Required action: Lines holding the string "JSON" are the ones to copy; find them all in the data.

Saved entries:
== == ==
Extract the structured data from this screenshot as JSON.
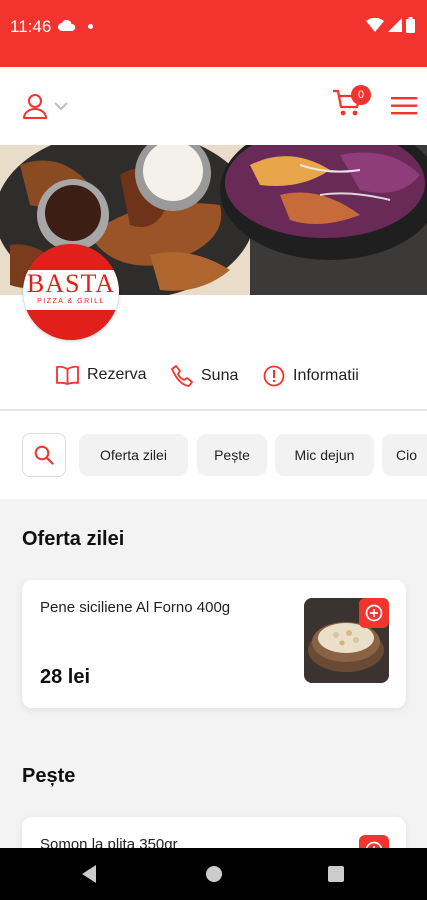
{
  "status_bar": {
    "time": "11:46",
    "icons": [
      "cloud-icon",
      "dot-icon",
      "wifi-icon",
      "signal-icon",
      "battery-icon"
    ]
  },
  "header": {
    "user_icon": "user-icon",
    "dropdown_icon": "chevron-down-icon",
    "cart_icon": "cart-icon",
    "cart_count": "0",
    "menu_icon": "hamburger-menu-icon"
  },
  "restaurant": {
    "logo_name": "BASTA",
    "logo_sub": "PIZZA & GRILL"
  },
  "actions": [
    {
      "label": "Rezerva",
      "icon": "book-icon"
    },
    {
      "label": "Suna",
      "icon": "phone-icon"
    },
    {
      "label": "Informatii",
      "icon": "info-icon"
    }
  ],
  "filters": {
    "search_icon": "search-icon",
    "chips": [
      "Oferta zilei",
      "Pește",
      "Mic dejun",
      "Cio"
    ]
  },
  "sections": [
    {
      "title": "Oferta zilei",
      "items": [
        {
          "name": "Pene siciliene Al Forno 400g",
          "price": "28 lei"
        }
      ]
    },
    {
      "title": "Pește",
      "items": [
        {
          "name": "Somon la plita 350gr",
          "price": ""
        }
      ]
    }
  ],
  "colors": {
    "brand": "#f2332e",
    "chip_bg": "#f2f2f2",
    "page_bg": "#f3f3f3"
  }
}
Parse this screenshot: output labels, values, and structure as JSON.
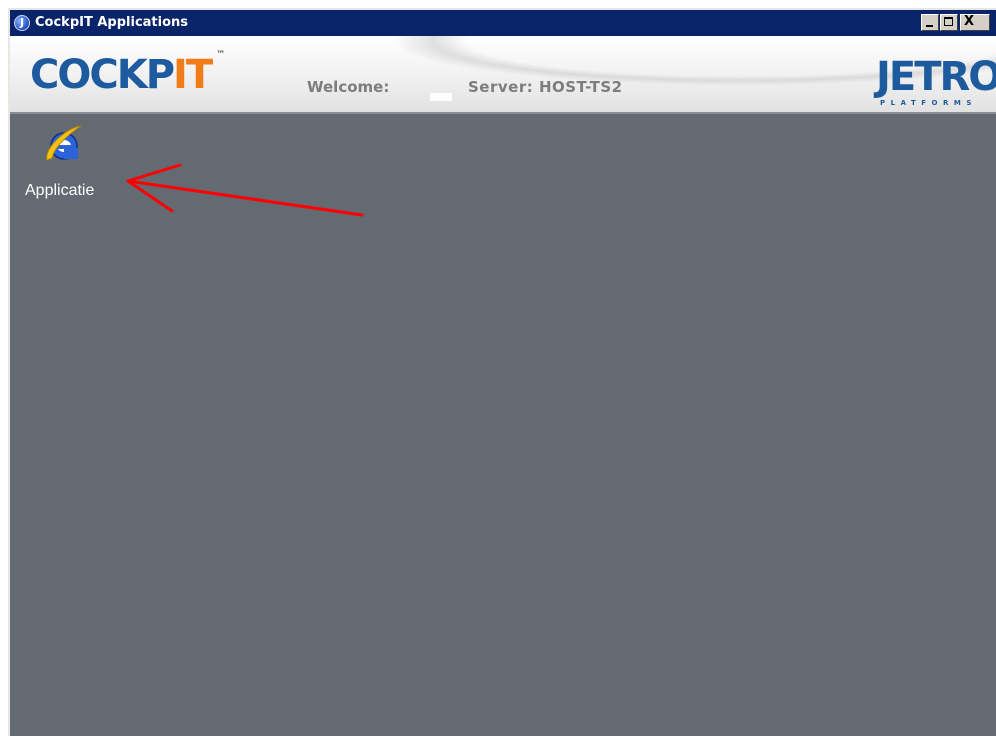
{
  "window": {
    "title": "CockpIT Applications",
    "app_icon_letter": "J",
    "controls": {
      "minimize": "minimize-icon",
      "maximize": "maximize-icon",
      "close_glyph": "X"
    }
  },
  "header": {
    "logo": {
      "part1": "COCKP",
      "part2": "IT",
      "trademark": "™"
    },
    "welcome_label": "Welcome:",
    "server_label": "Server: HOST-TS2",
    "brand": {
      "name": "JETRO",
      "subtitle": "PLATFORMS"
    }
  },
  "desktop": {
    "shortcuts": [
      {
        "label": "Applicatie",
        "icon": "internet-explorer-icon"
      }
    ]
  },
  "colors": {
    "titlebar": "#0a246a",
    "desktop_bg": "#646a72",
    "logo_blue": "#1e5a9e",
    "logo_orange": "#f07c1a",
    "header_text": "#7d7d7d",
    "annotation_arrow": "#ff0000"
  }
}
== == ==
Answer to this problem:
Extract the structured data from this screenshot as JSON.
Parse this screenshot: output labels, values, and structure as JSON.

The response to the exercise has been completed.